As part of Reykjavík Dance Festival and Sónar, Slovakian choreographer Martin Kilvady, dancers from Iceland Dance Company and the Reykjavík Dance Festival, and Reykjavík-based, electronic duo, Mankan will perform ‘All Inclusive’ on Thursday, 18 February. Martin is a founding member of the internationally recognised Les SlovaKs Dance Collective, and has worked with other European companies and choreographers such as Rosas, Roberto Olivan, and ZOO/Thomas Hauert.
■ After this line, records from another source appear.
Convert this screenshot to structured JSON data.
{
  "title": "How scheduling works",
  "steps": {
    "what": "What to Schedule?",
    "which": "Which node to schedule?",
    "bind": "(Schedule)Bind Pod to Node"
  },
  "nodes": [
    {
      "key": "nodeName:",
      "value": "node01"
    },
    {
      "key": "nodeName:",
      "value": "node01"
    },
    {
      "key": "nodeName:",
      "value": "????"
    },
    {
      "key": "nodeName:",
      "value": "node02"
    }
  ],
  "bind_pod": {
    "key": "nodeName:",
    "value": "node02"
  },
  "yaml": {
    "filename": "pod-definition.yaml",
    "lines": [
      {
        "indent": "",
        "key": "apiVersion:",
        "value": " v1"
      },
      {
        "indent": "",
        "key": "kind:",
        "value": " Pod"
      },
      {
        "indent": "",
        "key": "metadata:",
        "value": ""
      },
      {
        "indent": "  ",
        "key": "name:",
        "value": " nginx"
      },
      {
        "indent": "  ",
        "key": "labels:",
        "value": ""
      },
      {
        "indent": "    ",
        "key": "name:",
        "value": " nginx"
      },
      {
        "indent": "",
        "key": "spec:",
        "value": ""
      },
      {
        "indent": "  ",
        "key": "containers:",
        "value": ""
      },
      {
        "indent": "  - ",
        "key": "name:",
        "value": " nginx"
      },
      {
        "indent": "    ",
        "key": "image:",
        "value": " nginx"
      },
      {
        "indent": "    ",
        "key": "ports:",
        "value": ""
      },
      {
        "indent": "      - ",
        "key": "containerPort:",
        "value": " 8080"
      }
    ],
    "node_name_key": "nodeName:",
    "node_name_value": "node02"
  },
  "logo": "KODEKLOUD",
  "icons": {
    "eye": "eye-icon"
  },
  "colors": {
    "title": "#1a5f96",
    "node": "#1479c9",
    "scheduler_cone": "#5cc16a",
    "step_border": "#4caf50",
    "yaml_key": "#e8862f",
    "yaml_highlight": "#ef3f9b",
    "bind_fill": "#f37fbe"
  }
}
Last year, the Iceland Dance Company brought in some fantastic guest choreographers (such as Karol Tyminski, Amelia Rudolph, and Damien Jalet), so I was very excited when I heard about this upcoming performance. In order to learn a bit more about what to expect, I asked Martin a few questions about himself and the show.
Could you tell me a little about yourself and your background?
I was born in Slovakia, Banska Bystrica—a town bit smaller than Reykjavík. It was still a communist regime at that time, but they were very social times, with people meeting, gathering, and sharing a lot. It’s a mountain environment, with an outdoor culture—skiing, hiking, lake swimming. Karate took me by the storm when I was 10, and for 5 years I was hooked. Then climbing, then bad knees, and no sport; and then when I was 17 dancing came. To me, it was close to martial arts—I loved being part of group of people with passion and interest. Dancing was fun. So, I decided to study it at university.
Have you worked with Iceland Dance Company in the past? How did you come to work with them?
This is my first meeting with the company. The initiation for the project came via a college friend, Shai Faran, who was just teaching here at the Iceland Academy of Arts. We contacted Erna Ómarsdóttir, and soon it became a much more complex project: three artists together proposing a large scale programme of creating, performing and teaching for the Reykjavík dance community during a five-week period.
Kim Ceysens and I are creating and performing with Icelandic Dance Company as part of RDF and Sónar. Then Kim and Shai Faran are continuing their duet creation and presenting it as part of Reykjaví Dance Festival at Tjarnarbíó on 2 March. Shai is teaching at the Academy of Arts for three weeks and Kim is giving lessons in Kramhúsið and Dansverkstæðið.
So, it’s quite a mixed and complex puzzle, but a very enjoyable programme.
Where did the inspiration for the piece come from?
The clarity and the drive behind our work is my personal point of view on the profession—the experience and desire to nourish the complexity and completeness of everyday dance craftsmanship. There are many roles we adopt: dancer, body worker, performer, creator. I would like them all to be present and presented to the viewer.
Could you tell me about the movement? Do you think you are influenced by any other choreographer or technique?
I would have to mention many names and influences, and I can’t see just one that I should highlight or prioritise. For the concert, we are working with instant creation. Therefore, the movement vocabulary that we employ is the mixture of dancer’s personal background and the concepts we explored together. The concepts have different purposes and applications. Some of them are related to the mover’s body user-manual, some are compositional tools and some propose very clearly defined musical resonance.
What do you think is the relationship between music and dance? Can dance exist without music? How closely did you work with Mankan in creating the work?
I always take music as partner. It is a relationship. Music is a very inspiring and obliging partner, if sometimes too strong. I love to dance with music. Can we exist without a partner? For sure we can. It has consequences, probably different for each of us.
Since we arrived in Reykjavík, we were together almost every day with Tom and Kippi (Mankan), or their music. I guess we did work very closely. I love to dance when they play and to be with them. Their sounds are very close to me.
‘All Inclusive’ by Martin Kilvady & Mankan takes place at Sónar Reykjavík on Thursday, February 18 at 19:00 & 21:00, in the SonarHall. Get further information here.
Psst! Love dance, but don’t want to invest in a whole festival pass?
Iceland Dance Company is offering a pass for only 4.990 ISK that will get you into the shows you really want to see like Martin Kilvady, Milkywhale, and Good Moon Deer with Saga Sigurðardóttir. Check it out here.